WORK INSTRUCTIONS =>
Set down the entries once more, exactly as they are written.

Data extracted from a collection
BEGIN

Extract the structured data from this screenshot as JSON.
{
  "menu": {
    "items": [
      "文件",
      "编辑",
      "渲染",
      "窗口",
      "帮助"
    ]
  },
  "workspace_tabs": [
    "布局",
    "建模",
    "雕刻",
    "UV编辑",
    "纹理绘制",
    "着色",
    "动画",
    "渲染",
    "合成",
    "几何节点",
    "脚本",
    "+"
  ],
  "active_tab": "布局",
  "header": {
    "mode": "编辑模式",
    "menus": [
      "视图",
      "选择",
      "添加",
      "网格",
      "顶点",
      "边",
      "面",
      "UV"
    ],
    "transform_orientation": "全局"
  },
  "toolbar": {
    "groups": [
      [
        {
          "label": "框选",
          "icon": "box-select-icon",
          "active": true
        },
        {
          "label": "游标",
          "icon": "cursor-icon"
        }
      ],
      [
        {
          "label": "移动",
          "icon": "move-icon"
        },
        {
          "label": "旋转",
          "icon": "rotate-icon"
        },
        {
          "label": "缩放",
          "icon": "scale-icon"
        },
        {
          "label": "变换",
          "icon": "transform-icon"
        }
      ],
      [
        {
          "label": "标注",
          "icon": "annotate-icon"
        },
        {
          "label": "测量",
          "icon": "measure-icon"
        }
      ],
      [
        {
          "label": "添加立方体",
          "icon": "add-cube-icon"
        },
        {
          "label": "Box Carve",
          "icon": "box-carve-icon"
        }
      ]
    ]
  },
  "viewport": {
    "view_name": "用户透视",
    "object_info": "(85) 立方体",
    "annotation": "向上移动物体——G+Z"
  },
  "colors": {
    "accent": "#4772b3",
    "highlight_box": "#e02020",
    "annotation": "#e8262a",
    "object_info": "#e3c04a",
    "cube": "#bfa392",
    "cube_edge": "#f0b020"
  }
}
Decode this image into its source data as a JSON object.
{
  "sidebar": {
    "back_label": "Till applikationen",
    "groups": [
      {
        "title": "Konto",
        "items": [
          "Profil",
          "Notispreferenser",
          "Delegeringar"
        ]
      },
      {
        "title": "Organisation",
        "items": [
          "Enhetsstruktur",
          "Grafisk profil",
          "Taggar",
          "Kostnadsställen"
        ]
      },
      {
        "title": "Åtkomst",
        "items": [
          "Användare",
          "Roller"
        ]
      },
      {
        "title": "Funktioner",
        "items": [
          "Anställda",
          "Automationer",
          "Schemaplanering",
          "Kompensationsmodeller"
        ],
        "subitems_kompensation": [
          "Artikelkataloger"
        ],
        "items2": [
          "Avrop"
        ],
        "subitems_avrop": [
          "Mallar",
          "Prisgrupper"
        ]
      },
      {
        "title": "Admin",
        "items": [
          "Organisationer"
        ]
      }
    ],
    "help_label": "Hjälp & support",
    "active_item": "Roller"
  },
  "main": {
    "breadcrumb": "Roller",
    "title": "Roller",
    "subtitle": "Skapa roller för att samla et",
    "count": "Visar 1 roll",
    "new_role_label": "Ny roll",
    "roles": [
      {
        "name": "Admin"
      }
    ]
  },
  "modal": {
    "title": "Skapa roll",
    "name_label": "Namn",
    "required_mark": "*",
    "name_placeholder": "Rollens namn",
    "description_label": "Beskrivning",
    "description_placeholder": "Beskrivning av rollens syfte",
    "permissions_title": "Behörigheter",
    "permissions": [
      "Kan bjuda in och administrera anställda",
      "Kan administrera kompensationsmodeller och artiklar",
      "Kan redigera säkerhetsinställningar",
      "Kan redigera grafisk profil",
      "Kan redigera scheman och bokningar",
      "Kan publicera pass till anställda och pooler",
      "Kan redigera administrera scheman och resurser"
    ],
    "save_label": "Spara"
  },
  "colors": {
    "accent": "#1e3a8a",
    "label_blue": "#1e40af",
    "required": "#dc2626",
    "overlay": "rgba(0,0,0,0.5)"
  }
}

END

SOLUTION TO THIS EXERCISE =>
Extract the structured data from this screenshot as JSON.
{
  "menu": {
    "items": [
      "文件",
      "编辑",
      "渲染",
      "窗口",
      "帮助"
    ]
  },
  "workspace_tabs": [
    "布局",
    "建模",
    "雕刻",
    "UV编辑",
    "纹理绘制",
    "着色",
    "动画",
    "渲染",
    "合成",
    "几何节点",
    "脚本",
    "+"
  ],
  "active_tab": "布局",
  "header": {
    "mode": "编辑模式",
    "menus": [
      "视图",
      "选择",
      "添加",
      "网格",
      "顶点",
      "边",
      "面",
      "UV"
    ],
    "transform_orientation": "全局"
  },
  "toolbar": {
    "groups": [
      [
        {
          "label": "框选",
          "icon": "box-select-icon",
          "active": true
        },
        {
          "label": "游标",
          "icon": "cursor-icon"
        }
      ],
      [
        {
          "label": "移动",
          "icon": "move-icon"
        },
        {
          "label": "旋转",
          "icon": "rotate-icon"
        },
        {
          "label": "缩放",
          "icon": "scale-icon"
        },
        {
          "label": "变换",
          "icon": "transform-icon"
        }
      ],
      [
        {
          "label": "标注",
          "icon": "annotate-icon"
        },
        {
          "label": "测量",
          "icon": "measure-icon"
        }
      ],
      [
        {
          "label": "添加立方体",
          "icon": "add-cube-icon"
        },
        {
          "label": "Box Carve",
          "icon": "box-carve-icon"
        }
      ]
    ]
  },
  "viewport": {
    "view_name": "用户透视",
    "object_info": "(85) 立方体",
    "annotation": "向上移动物体——G+Z"
  },
  "colors": {
    "accent": "#4772b3",
    "highlight_box": "#e02020",
    "annotation": "#e8262a",
    "object_info": "#e3c04a",
    "cube": "#bfa392",
    "cube_edge": "#f0b020"
  }
}
Decode this image into its source data as a JSON object.
{
  "sidebar": {
    "back_label": "Till applikationen",
    "groups": [
      {
        "title": "Konto",
        "items": [
          "Profil",
          "Notispreferenser",
          "Delegeringar"
        ]
      },
      {
        "title": "Organisation",
        "items": [
          "Enhetsstruktur",
          "Grafisk profil",
          "Taggar",
          "Kostnadsställen"
        ]
      },
      {
        "title": "Åtkomst",
        "items": [
          "Användare",
          "Roller"
        ]
      },
      {
        "title": "Funktioner",
        "items": [
          "Anställda",
          "Automationer",
          "Schemaplanering",
          "Kompensationsmodeller"
        ],
        "subitems_kompensation": [
          "Artikelkataloger"
        ],
        "items2": [
          "Avrop"
        ],
        "subitems_avrop": [
          "Mallar",
          "Prisgrupper"
        ]
      },
      {
        "title": "Admin",
        "items": [
          "Organisationer"
        ]
      }
    ],
    "help_label": "Hjälp & support",
    "active_item": "Roller"
  },
  "main": {
    "breadcrumb": "Roller",
    "title": "Roller",
    "subtitle": "Skapa roller för att samla et",
    "count": "Visar 1 roll",
    "new_role_label": "Ny roll",
    "roles": [
      {
        "name": "Admin"
      }
    ]
  },
  "modal": {
    "title": "Skapa roll",
    "name_label": "Namn",
    "required_mark": "*",
    "name_placeholder": "Rollens namn",
    "description_label": "Beskrivning",
    "description_placeholder": "Beskrivning av rollens syfte",
    "permissions_title": "Behörigheter",
    "permissions": [
      "Kan bjuda in och administrera anställda",
      "Kan administrera kompensationsmodeller och artiklar",
      "Kan redigera säkerhetsinställningar",
      "Kan redigera grafisk profil",
      "Kan redigera scheman och bokningar",
      "Kan publicera pass till anställda och pooler",
      "Kan redigera administrera scheman och resurser"
    ],
    "save_label": "Spara"
  },
  "colors": {
    "accent": "#1e3a8a",
    "label_blue": "#1e40af",
    "required": "#dc2626",
    "overlay": "rgba(0,0,0,0.5)"
  }
}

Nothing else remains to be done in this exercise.